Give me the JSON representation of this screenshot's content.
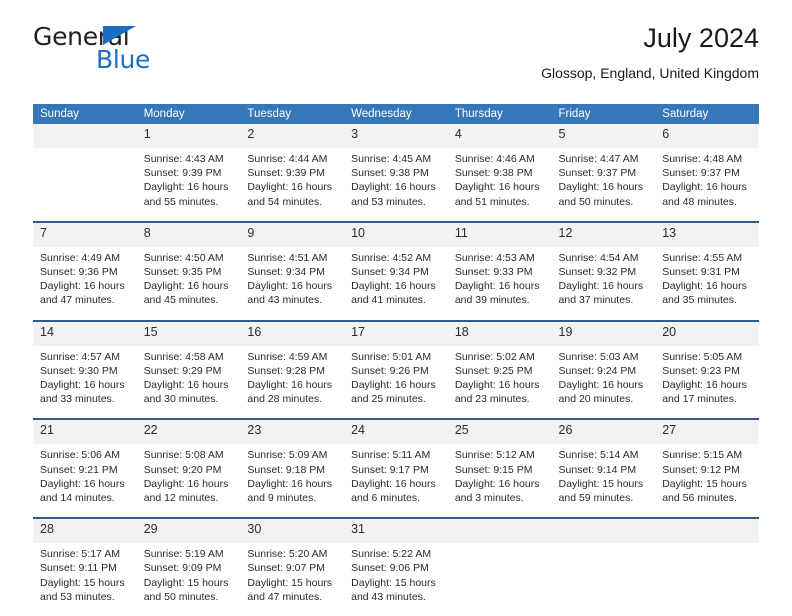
{
  "logo": {
    "word1": "General",
    "word2": "Blue",
    "triangle_color": "#1b6ec2"
  },
  "header": {
    "title": "July 2024",
    "subtitle": "Glossop, England, United Kingdom"
  },
  "theme": {
    "header_blue": "#3577b8",
    "rule_blue": "#2e5d8c",
    "daynum_band": "#f2f2f2"
  },
  "weekdays": [
    "Sunday",
    "Monday",
    "Tuesday",
    "Wednesday",
    "Thursday",
    "Friday",
    "Saturday"
  ],
  "weeks": [
    {
      "days": [
        {
          "num": "",
          "lines": []
        },
        {
          "num": "1",
          "lines": [
            "Sunrise: 4:43 AM",
            "Sunset: 9:39 PM",
            "Daylight: 16 hours",
            "and 55 minutes."
          ]
        },
        {
          "num": "2",
          "lines": [
            "Sunrise: 4:44 AM",
            "Sunset: 9:39 PM",
            "Daylight: 16 hours",
            "and 54 minutes."
          ]
        },
        {
          "num": "3",
          "lines": [
            "Sunrise: 4:45 AM",
            "Sunset: 9:38 PM",
            "Daylight: 16 hours",
            "and 53 minutes."
          ]
        },
        {
          "num": "4",
          "lines": [
            "Sunrise: 4:46 AM",
            "Sunset: 9:38 PM",
            "Daylight: 16 hours",
            "and 51 minutes."
          ]
        },
        {
          "num": "5",
          "lines": [
            "Sunrise: 4:47 AM",
            "Sunset: 9:37 PM",
            "Daylight: 16 hours",
            "and 50 minutes."
          ]
        },
        {
          "num": "6",
          "lines": [
            "Sunrise: 4:48 AM",
            "Sunset: 9:37 PM",
            "Daylight: 16 hours",
            "and 48 minutes."
          ]
        }
      ]
    },
    {
      "days": [
        {
          "num": "7",
          "lines": [
            "Sunrise: 4:49 AM",
            "Sunset: 9:36 PM",
            "Daylight: 16 hours",
            "and 47 minutes."
          ]
        },
        {
          "num": "8",
          "lines": [
            "Sunrise: 4:50 AM",
            "Sunset: 9:35 PM",
            "Daylight: 16 hours",
            "and 45 minutes."
          ]
        },
        {
          "num": "9",
          "lines": [
            "Sunrise: 4:51 AM",
            "Sunset: 9:34 PM",
            "Daylight: 16 hours",
            "and 43 minutes."
          ]
        },
        {
          "num": "10",
          "lines": [
            "Sunrise: 4:52 AM",
            "Sunset: 9:34 PM",
            "Daylight: 16 hours",
            "and 41 minutes."
          ]
        },
        {
          "num": "11",
          "lines": [
            "Sunrise: 4:53 AM",
            "Sunset: 9:33 PM",
            "Daylight: 16 hours",
            "and 39 minutes."
          ]
        },
        {
          "num": "12",
          "lines": [
            "Sunrise: 4:54 AM",
            "Sunset: 9:32 PM",
            "Daylight: 16 hours",
            "and 37 minutes."
          ]
        },
        {
          "num": "13",
          "lines": [
            "Sunrise: 4:55 AM",
            "Sunset: 9:31 PM",
            "Daylight: 16 hours",
            "and 35 minutes."
          ]
        }
      ]
    },
    {
      "days": [
        {
          "num": "14",
          "lines": [
            "Sunrise: 4:57 AM",
            "Sunset: 9:30 PM",
            "Daylight: 16 hours",
            "and 33 minutes."
          ]
        },
        {
          "num": "15",
          "lines": [
            "Sunrise: 4:58 AM",
            "Sunset: 9:29 PM",
            "Daylight: 16 hours",
            "and 30 minutes."
          ]
        },
        {
          "num": "16",
          "lines": [
            "Sunrise: 4:59 AM",
            "Sunset: 9:28 PM",
            "Daylight: 16 hours",
            "and 28 minutes."
          ]
        },
        {
          "num": "17",
          "lines": [
            "Sunrise: 5:01 AM",
            "Sunset: 9:26 PM",
            "Daylight: 16 hours",
            "and 25 minutes."
          ]
        },
        {
          "num": "18",
          "lines": [
            "Sunrise: 5:02 AM",
            "Sunset: 9:25 PM",
            "Daylight: 16 hours",
            "and 23 minutes."
          ]
        },
        {
          "num": "19",
          "lines": [
            "Sunrise: 5:03 AM",
            "Sunset: 9:24 PM",
            "Daylight: 16 hours",
            "and 20 minutes."
          ]
        },
        {
          "num": "20",
          "lines": [
            "Sunrise: 5:05 AM",
            "Sunset: 9:23 PM",
            "Daylight: 16 hours",
            "and 17 minutes."
          ]
        }
      ]
    },
    {
      "days": [
        {
          "num": "21",
          "lines": [
            "Sunrise: 5:06 AM",
            "Sunset: 9:21 PM",
            "Daylight: 16 hours",
            "and 14 minutes."
          ]
        },
        {
          "num": "22",
          "lines": [
            "Sunrise: 5:08 AM",
            "Sunset: 9:20 PM",
            "Daylight: 16 hours",
            "and 12 minutes."
          ]
        },
        {
          "num": "23",
          "lines": [
            "Sunrise: 5:09 AM",
            "Sunset: 9:18 PM",
            "Daylight: 16 hours",
            "and 9 minutes."
          ]
        },
        {
          "num": "24",
          "lines": [
            "Sunrise: 5:11 AM",
            "Sunset: 9:17 PM",
            "Daylight: 16 hours",
            "and 6 minutes."
          ]
        },
        {
          "num": "25",
          "lines": [
            "Sunrise: 5:12 AM",
            "Sunset: 9:15 PM",
            "Daylight: 16 hours",
            "and 3 minutes."
          ]
        },
        {
          "num": "26",
          "lines": [
            "Sunrise: 5:14 AM",
            "Sunset: 9:14 PM",
            "Daylight: 15 hours",
            "and 59 minutes."
          ]
        },
        {
          "num": "27",
          "lines": [
            "Sunrise: 5:15 AM",
            "Sunset: 9:12 PM",
            "Daylight: 15 hours",
            "and 56 minutes."
          ]
        }
      ]
    },
    {
      "days": [
        {
          "num": "28",
          "lines": [
            "Sunrise: 5:17 AM",
            "Sunset: 9:11 PM",
            "Daylight: 15 hours",
            "and 53 minutes."
          ]
        },
        {
          "num": "29",
          "lines": [
            "Sunrise: 5:19 AM",
            "Sunset: 9:09 PM",
            "Daylight: 15 hours",
            "and 50 minutes."
          ]
        },
        {
          "num": "30",
          "lines": [
            "Sunrise: 5:20 AM",
            "Sunset: 9:07 PM",
            "Daylight: 15 hours",
            "and 47 minutes."
          ]
        },
        {
          "num": "31",
          "lines": [
            "Sunrise: 5:22 AM",
            "Sunset: 9:06 PM",
            "Daylight: 15 hours",
            "and 43 minutes."
          ]
        },
        {
          "num": "",
          "lines": []
        },
        {
          "num": "",
          "lines": []
        },
        {
          "num": "",
          "lines": []
        }
      ]
    }
  ]
}
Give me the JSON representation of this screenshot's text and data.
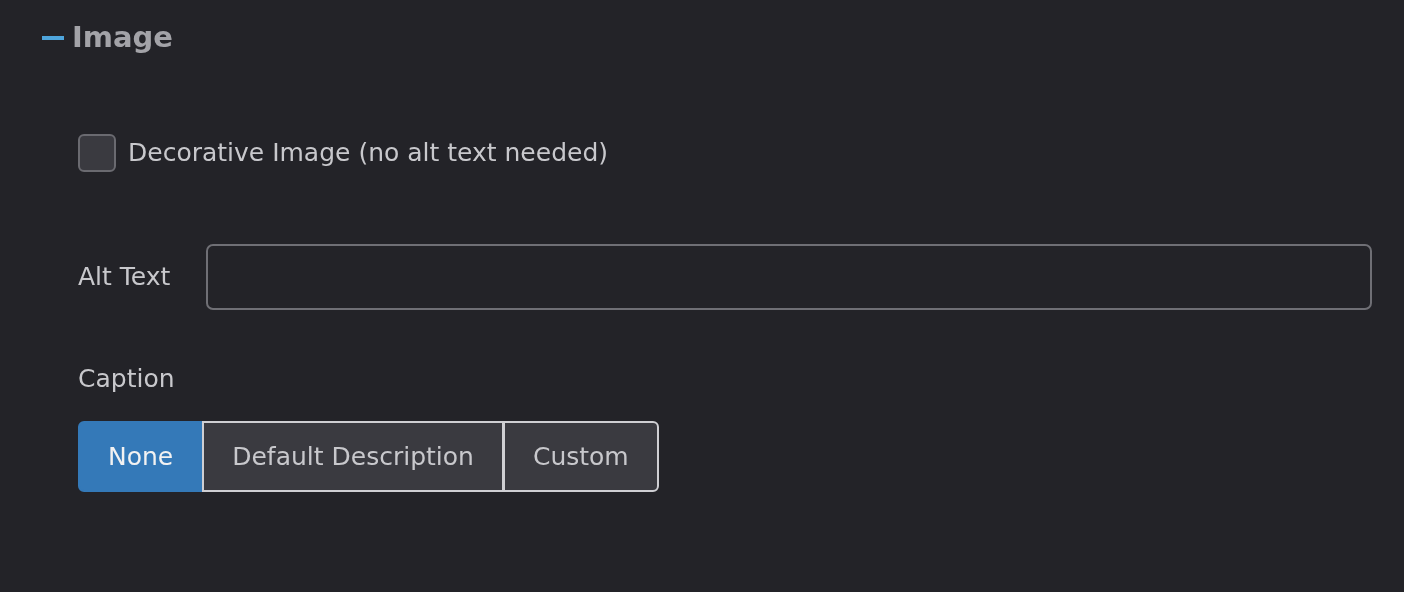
{
  "section": {
    "title": "Image",
    "expanded": true
  },
  "decorative": {
    "label": "Decorative Image (no alt text needed)",
    "checked": false
  },
  "alt_text": {
    "label": "Alt Text"
  },
  "caption": {
    "label": "Caption",
    "options": [
      {
        "label": "None",
        "selected": true
      },
      {
        "label": "Default Description",
        "selected": false
      },
      {
        "label": "Custom",
        "selected": false
      }
    ]
  }
}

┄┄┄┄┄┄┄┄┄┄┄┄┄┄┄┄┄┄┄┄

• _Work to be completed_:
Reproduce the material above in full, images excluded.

• _Answer space_:
Give me the JSON representation of this screenshot's content.
{
  "logo": {
    "word1": "General",
    "word2": "Blue",
    "triangle_color": "#1b6ec2"
  },
  "header": {
    "title": "July 2024",
    "subtitle": "Glossop, England, United Kingdom"
  },
  "theme": {
    "header_blue": "#3577b8",
    "rule_blue": "#2e5d8c",
    "daynum_band": "#f2f2f2"
  },
  "weekdays": [
    "Sunday",
    "Monday",
    "Tuesday",
    "Wednesday",
    "Thursday",
    "Friday",
    "Saturday"
  ],
  "weeks": [
    {
      "days": [
        {
          "num": "",
          "lines": []
        },
        {
          "num": "1",
          "lines": [
            "Sunrise: 4:43 AM",
            "Sunset: 9:39 PM",
            "Daylight: 16 hours",
            "and 55 minutes."
          ]
        },
        {
          "num": "2",
          "lines": [
            "Sunrise: 4:44 AM",
            "Sunset: 9:39 PM",
            "Daylight: 16 hours",
            "and 54 minutes."
          ]
        },
        {
          "num": "3",
          "lines": [
            "Sunrise: 4:45 AM",
            "Sunset: 9:38 PM",
            "Daylight: 16 hours",
            "and 53 minutes."
          ]
        },
        {
          "num": "4",
          "lines": [
            "Sunrise: 4:46 AM",
            "Sunset: 9:38 PM",
            "Daylight: 16 hours",
            "and 51 minutes."
          ]
        },
        {
          "num": "5",
          "lines": [
            "Sunrise: 4:47 AM",
            "Sunset: 9:37 PM",
            "Daylight: 16 hours",
            "and 50 minutes."
          ]
        },
        {
          "num": "6",
          "lines": [
            "Sunrise: 4:48 AM",
            "Sunset: 9:37 PM",
            "Daylight: 16 hours",
            "and 48 minutes."
          ]
        }
      ]
    },
    {
      "days": [
        {
          "num": "7",
          "lines": [
            "Sunrise: 4:49 AM",
            "Sunset: 9:36 PM",
            "Daylight: 16 hours",
            "and 47 minutes."
          ]
        },
        {
          "num": "8",
          "lines": [
            "Sunrise: 4:50 AM",
            "Sunset: 9:35 PM",
            "Daylight: 16 hours",
            "and 45 minutes."
          ]
        },
        {
          "num": "9",
          "lines": [
            "Sunrise: 4:51 AM",
            "Sunset: 9:34 PM",
            "Daylight: 16 hours",
            "and 43 minutes."
          ]
        },
        {
          "num": "10",
          "lines": [
            "Sunrise: 4:52 AM",
            "Sunset: 9:34 PM",
            "Daylight: 16 hours",
            "and 41 minutes."
          ]
        },
        {
          "num": "11",
          "lines": [
            "Sunrise: 4:53 AM",
            "Sunset: 9:33 PM",
            "Daylight: 16 hours",
            "and 39 minutes."
          ]
        },
        {
          "num": "12",
          "lines": [
            "Sunrise: 4:54 AM",
            "Sunset: 9:32 PM",
            "Daylight: 16 hours",
            "and 37 minutes."
          ]
        },
        {
          "num": "13",
          "lines": [
            "Sunrise: 4:55 AM",
            "Sunset: 9:31 PM",
            "Daylight: 16 hours",
            "and 35 minutes."
          ]
        }
      ]
    },
    {
      "days": [
        {
          "num": "14",
          "lines": [
            "Sunrise: 4:57 AM",
            "Sunset: 9:30 PM",
            "Daylight: 16 hours",
            "and 33 minutes."
          ]
        },
        {
          "num": "15",
          "lines": [
            "Sunrise: 4:58 AM",
            "Sunset: 9:29 PM",
            "Daylight: 16 hours",
            "and 30 minutes."
          ]
        },
        {
          "num": "16",
          "lines": [
            "Sunrise: 4:59 AM",
            "Sunset: 9:28 PM",
            "Daylight: 16 hours",
            "and 28 minutes."
          ]
        },
        {
          "num": "17",
          "lines": [
            "Sunrise: 5:01 AM",
            "Sunset: 9:26 PM",
            "Daylight: 16 hours",
            "and 25 minutes."
          ]
        },
        {
          "num": "18",
          "lines": [
            "Sunrise: 5:02 AM",
            "Sunset: 9:25 PM",
            "Daylight: 16 hours",
            "and 23 minutes."
          ]
        },
        {
          "num": "19",
          "lines": [
            "Sunrise: 5:03 AM",
            "Sunset: 9:24 PM",
            "Daylight: 16 hours",
            "and 20 minutes."
          ]
        },
        {
          "num": "20",
          "lines": [
            "Sunrise: 5:05 AM",
            "Sunset: 9:23 PM",
            "Daylight: 16 hours",
            "and 17 minutes."
          ]
        }
      ]
    },
    {
      "days": [
        {
          "num": "21",
          "lines": [
            "Sunrise: 5:06 AM",
            "Sunset: 9:21 PM",
            "Daylight: 16 hours",
            "and 14 minutes."
          ]
        },
        {
          "num": "22",
          "lines": [
            "Sunrise: 5:08 AM",
            "Sunset: 9:20 PM",
            "Daylight: 16 hours",
            "and 12 minutes."
          ]
        },
        {
          "num": "23",
          "lines": [
            "Sunrise: 5:09 AM",
            "Sunset: 9:18 PM",
            "Daylight: 16 hours",
            "and 9 minutes."
          ]
        },
        {
          "num": "24",
          "lines": [
            "Sunrise: 5:11 AM",
            "Sunset: 9:17 PM",
            "Daylight: 16 hours",
            "and 6 minutes."
          ]
        },
        {
          "num": "25",
          "lines": [
            "Sunrise: 5:12 AM",
            "Sunset: 9:15 PM",
            "Daylight: 16 hours",
            "and 3 minutes."
          ]
        },
        {
          "num": "26",
          "lines": [
            "Sunrise: 5:14 AM",
            "Sunset: 9:14 PM",
            "Daylight: 15 hours",
            "and 59 minutes."
          ]
        },
        {
          "num": "27",
          "lines": [
            "Sunrise: 5:15 AM",
            "Sunset: 9:12 PM",
            "Daylight: 15 hours",
            "and 56 minutes."
          ]
        }
      ]
    },
    {
      "days": [
        {
          "num": "28",
          "lines": [
            "Sunrise: 5:17 AM",
            "Sunset: 9:11 PM",
            "Daylight: 15 hours",
            "and 53 minutes."
          ]
        },
        {
          "num": "29",
          "lines": [
            "Sunrise: 5:19 AM",
            "Sunset: 9:09 PM",
            "Daylight: 15 hours",
            "and 50 minutes."
          ]
        },
        {
          "num": "30",
          "lines": [
            "Sunrise: 5:20 AM",
            "Sunset: 9:07 PM",
            "Daylight: 15 hours",
            "and 47 minutes."
          ]
        },
        {
          "num": "31",
          "lines": [
            "Sunrise: 5:22 AM",
            "Sunset: 9:06 PM",
            "Daylight: 15 hours",
            "and 43 minutes."
          ]
        },
        {
          "num": "",
          "lines": []
        },
        {
          "num": "",
          "lines": []
        },
        {
          "num": "",
          "lines": []
        }
      ]
    }
  ]
}
Give me the JSON representation of this screenshot's text and data.
{
  "section": {
    "title": "Image",
    "expanded": true
  },
  "decorative": {
    "label": "Decorative Image (no alt text needed)",
    "checked": false
  },
  "alt_text": {
    "label": "Alt Text"
  },
  "caption": {
    "label": "Caption",
    "options": [
      {
        "label": "None",
        "selected": true
      },
      {
        "label": "Default Description",
        "selected": false
      },
      {
        "label": "Custom",
        "selected": false
      }
    ]
  }
}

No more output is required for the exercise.